Coupled reservoir flow and geomechanics has numerous important applications in the oil & gas industry, such as land subsidence, hydraulic fracturing, fault reaction and hydrocarbon recovery etc. High fidelity numerical schemes and multiphysics models must be coupled in order to simulate these processes and their interactions accurately and efficiently. Specifically, in the applications of CO2 sequestration, the effect of geomechanics on carbon storage estimation is not negligible. However, coupled flow-geomechanics simulations are very computationally expensive and most of the computational time is usually spent for geomechanics calculations. This paper investigates a three-way coupling algorithm that uses an error indicator to determine when displacement must be updated and whether fixed-stress iterative coupling technique is required. Numerical experiments with coupled nonlinear single-phase flow and linear poromechanics shows that the three-way coupling algorithm can speed up 4 times comparing to fixed-stress iterative coupling algorithm. Extensions to coupled compositional flow with poromechanics also shows a speed-up for 5 times for continuous CO2 sequestration applications and 2 times for surfactant-alternating-gas applications (SAG). The substantial speed up makes the three-way coupling algorithm of flow and geomechanics feasible in the large-scale optimizations. Based on the three-way coupling of compositional flow and geomechanics, we experimented two black box optimization algorithms, covariance-matrix adaptation evolution strategy (CMA-ES) and genetic algorithm (GA), for the optimization of well controls during SAG process to maximize CO2 storage volume. CMA-ES outperforms GA in that it is more robust, and it achieves higher objective function value in less simulation runs. The optimized SAG process achieves 27.55% more CO2 storage volume and reduces water and surfactant consumption by 54.84%.

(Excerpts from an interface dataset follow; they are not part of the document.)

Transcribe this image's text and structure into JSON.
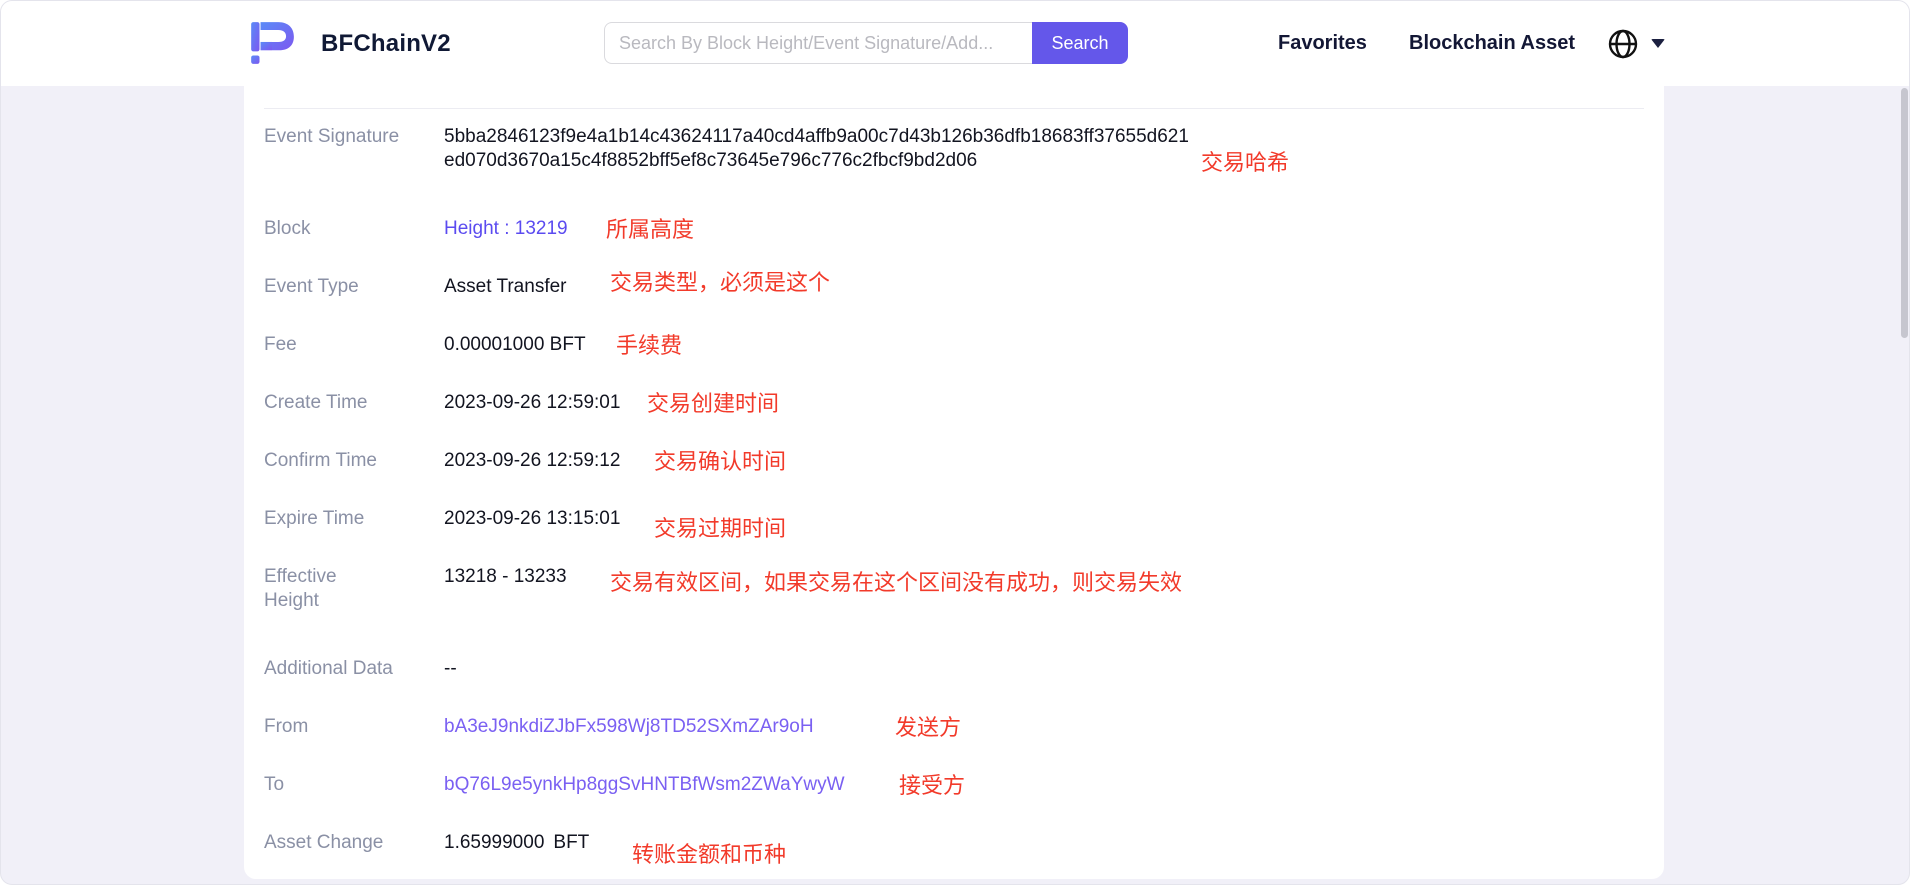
{
  "brand": {
    "name": "BFChainV2",
    "logo_icon": "bfchain-logo"
  },
  "header": {
    "search": {
      "placeholder": "Search By Block Height/Event Signature/Add...",
      "button_label": "Search"
    },
    "nav": {
      "favorites_label": "Favorites",
      "blockchain_asset_label": "Blockchain Asset"
    },
    "language_switcher": {
      "icon": "globe-icon",
      "caret": "chevron-down-icon"
    }
  },
  "colors": {
    "accent_purple": "#6457ea",
    "link_purple": "#5b4bf0",
    "address_purple": "#7a60f2",
    "annotation_red": "#f23a2a",
    "page_background": "#f1f0f8",
    "label_gray": "#8a90a5"
  },
  "detail": {
    "event_signature": {
      "label": "Event Signature",
      "value": "5bba2846123f9e4a1b14c43624117a40cd4affb9a00c7d43b126b36dfb18683ff37655d621ed070d3670a15c4f8852bff5ef8c73645e796c776c2fbcf9bd2d06",
      "note": "交易哈希"
    },
    "block": {
      "label": "Block",
      "value": "Height : 13219",
      "note": "所属高度"
    },
    "event_type": {
      "label": "Event Type",
      "value": "Asset Transfer",
      "note": "交易类型，必须是这个"
    },
    "fee": {
      "label": "Fee",
      "value": "0.00001000 BFT",
      "note": "手续费"
    },
    "create_time": {
      "label": "Create Time",
      "value": "2023-09-26 12:59:01",
      "note": "交易创建时间"
    },
    "confirm_time": {
      "label": "Confirm Time",
      "value": "2023-09-26 12:59:12",
      "note": "交易确认时间"
    },
    "expire_time": {
      "label": "Expire Time",
      "value": "2023-09-26 13:15:01",
      "note": "交易过期时间"
    },
    "effective_height": {
      "label": "Effective Height",
      "value": "13218 - 13233",
      "note": "交易有效区间，如果交易在这个区间没有成功，则交易失效"
    },
    "additional_data": {
      "label": "Additional Data",
      "value": "--"
    },
    "from": {
      "label": "From",
      "value": "bA3eJ9nkdiZJbFx598Wj8TD52SXmZAr9oH",
      "note": "发送方"
    },
    "to": {
      "label": "To",
      "value": "bQ76L9e5ynkHp8ggSvHNTBfWsm2ZWaYwyW",
      "note": "接受方"
    },
    "asset_change": {
      "label": "Asset Change",
      "value": "1.65999000",
      "unit": "BFT",
      "note": "转账金额和币种"
    }
  }
}
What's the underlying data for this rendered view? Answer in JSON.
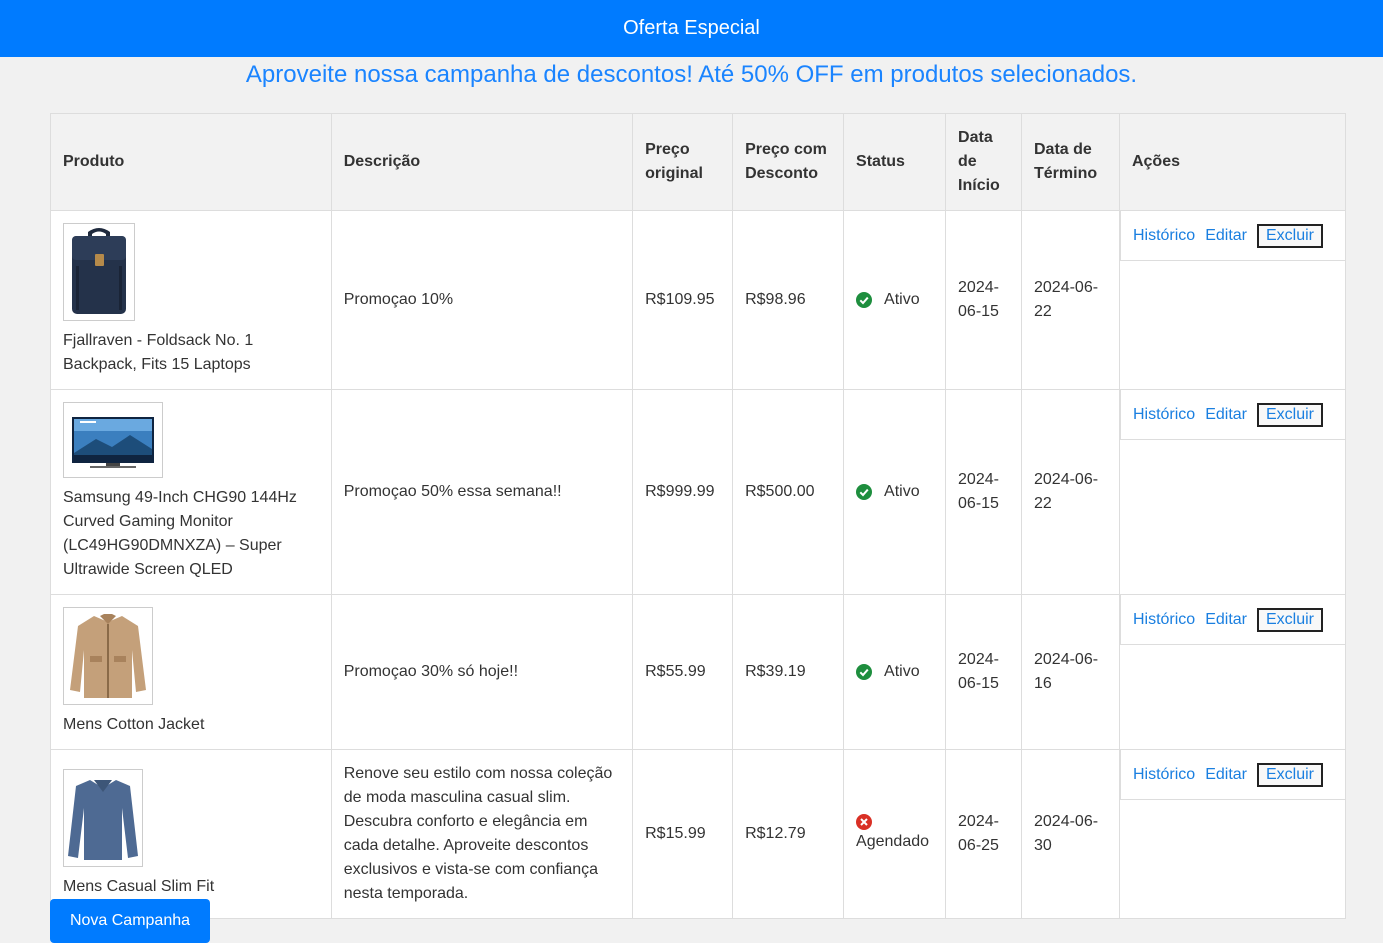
{
  "header": {
    "title": "Oferta Especial"
  },
  "banner": {
    "text": "Aproveite nossa campanha de descontos! Até 50% OFF em produtos selecionados."
  },
  "table": {
    "columns": {
      "produto": "Produto",
      "descricao": "Descrição",
      "preco_original": "Preço original",
      "preco_desconto": "Preço com Desconto",
      "status": "Status",
      "data_inicio": "Data de Início",
      "data_termino": "Data de Término",
      "acoes": "Ações"
    },
    "rows": [
      {
        "produto": "Fjallraven - Foldsack No. 1 Backpack, Fits 15 Laptops",
        "image_icon": "backpack-image",
        "descricao": "Promoçao 10%",
        "preco_original": "R$109.95",
        "preco_desconto": "R$98.96",
        "status": "Ativo",
        "status_icon": "check-circle-icon",
        "data_inicio": "2024-06-15",
        "data_termino": "2024-06-22"
      },
      {
        "produto": "Samsung 49-Inch CHG90 144Hz Curved Gaming Monitor (LC49HG90DMNXZA) – Super Ultrawide Screen QLED",
        "image_icon": "monitor-image",
        "descricao": "Promoçao 50% essa semana!!",
        "preco_original": "R$999.99",
        "preco_desconto": "R$500.00",
        "status": "Ativo",
        "status_icon": "check-circle-icon",
        "data_inicio": "2024-06-15",
        "data_termino": "2024-06-22"
      },
      {
        "produto": "Mens Cotton Jacket",
        "image_icon": "jacket-image",
        "descricao": "Promoçao 30% só hoje!!",
        "preco_original": "R$55.99",
        "preco_desconto": "R$39.19",
        "status": "Ativo",
        "status_icon": "check-circle-icon",
        "data_inicio": "2024-06-15",
        "data_termino": "2024-06-16"
      },
      {
        "produto": "Mens Casual Slim Fit",
        "image_icon": "shirt-image",
        "descricao": "Renove seu estilo com nossa coleção de moda masculina casual slim. Descubra conforto e elegância em cada detalhe. Aproveite descontos exclusivos e vista-se com confiança nesta temporada.",
        "preco_original": "R$15.99",
        "preco_desconto": "R$12.79",
        "status": "Agendado",
        "status_icon": "x-circle-icon",
        "data_inicio": "2024-06-25",
        "data_termino": "2024-06-30"
      }
    ],
    "actions": {
      "historico": "Histórico",
      "editar": "Editar",
      "excluir": "Excluir"
    }
  },
  "footer": {
    "nova_campanha": "Nova Campanha"
  },
  "colors": {
    "primary": "#007bff",
    "link": "#1a7fe0",
    "active": "#1e8e3e",
    "scheduled": "#d93025"
  }
}
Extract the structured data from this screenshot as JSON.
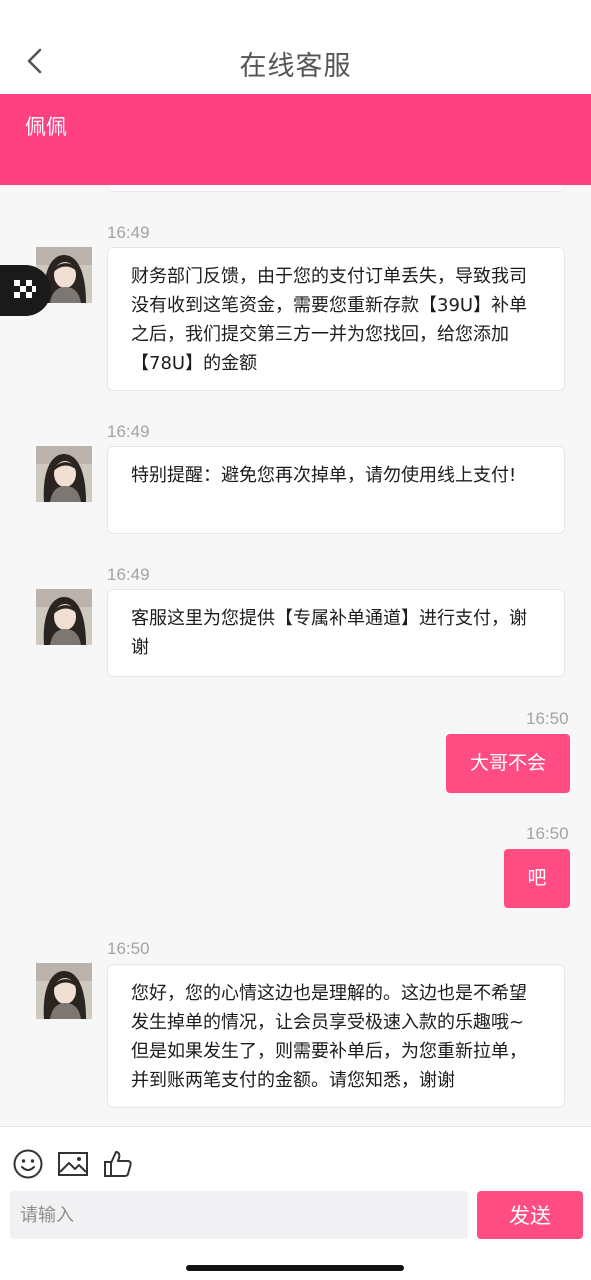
{
  "header": {
    "title": "在线客服",
    "back_icon": "chevron-left-icon"
  },
  "agent": {
    "name": "佩佩",
    "banner_color": "#ff4080"
  },
  "messages": [
    {
      "time": "16:49",
      "text": "财务部门反馈，由于您的支付订单丢失，导致我司没有收到这笔资金，需要您重新存款【39U】补单之后，我们提交第三方一并为您找回，给您添加【78U】的金额"
    },
    {
      "time": "16:49",
      "text": "特别提醒：避免您再次掉单，请勿使用线上支付!"
    },
    {
      "time": "16:49",
      "text": "客服这里为您提供【专属补单通道】进行支付，谢谢"
    },
    {
      "time": "16:50",
      "text": "大哥不会"
    },
    {
      "time": "16:50",
      "text": "吧"
    },
    {
      "time": "16:50",
      "text": "您好，您的心情这边也是理解的。这边也是不希望发生掉单的情况，让会员享受极速入款的乐趣哦~但是如果发生了，则需要补单后，为您重新拉单，并到账两笔支付的金额。请您知悉，谢谢"
    }
  ],
  "composer": {
    "placeholder": "请输入",
    "send_label": "发送",
    "tools": [
      "smiley-icon",
      "image-icon",
      "thumbs-up-icon"
    ],
    "accent_color": "#ff4d84"
  }
}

Chen, Zhiming (State Key Laboraory of Petroleum Resources and Prospecting, China University of Petroleum at Beijing) | Xie, Jianyong (Xinjiang Oilfield Corporation, PetroChina) | Liao, Xinwei (State Key Laboraory of Petroleum Resources and Prospecting, China University of Petroleum at Beijing) | Li, Xiaofeng (Changqing Oilfield Corporation, PetroChina) | Zhang, Jiali (State Key Laboraory of Petroleum Resources and Prospecting, China University of Petroleum at Beijing) | Li, Rongtao (State Key Laboraory of Petroleum Resources and Prospecting, China University of Petroleum at Beijing) | Li, Lang (Liaohe Oilfield Corporation, PetroChina)
In this study, we develop a new model for the complex fracture geometries with fracture hits using an efficient semi-analytical model. The semi-analytical model has the capability to simulate shale well performance by considering complex non-planar hydraulic fractures and fracture hits. By combining nodal analysis and Laplace transforms, the pressure transient solution of the diffusivity equation is obtained. The semi-analytical model is verified against the numerical models. Then, we apply the model to analyze pressure testing data of a parent well and a child well. Results show that the flow regimes of complex fracture geometries with fracture hits include wellbore storage, skin effect, fracture bilinear flow, "fluid feed", pseudo-boundary dominated flow, unconnected fracture (UF) impact, and pseudo radial flow. During the flow regime of UF impact, the pressure derivative curves exist a second "V-shape", as the UF improve the matrix permeability and the pressure depletion will be reduce once the flow reaches the UF. Those flow regimes provide good guidelines for identification of complex fracture networks with fracture hits.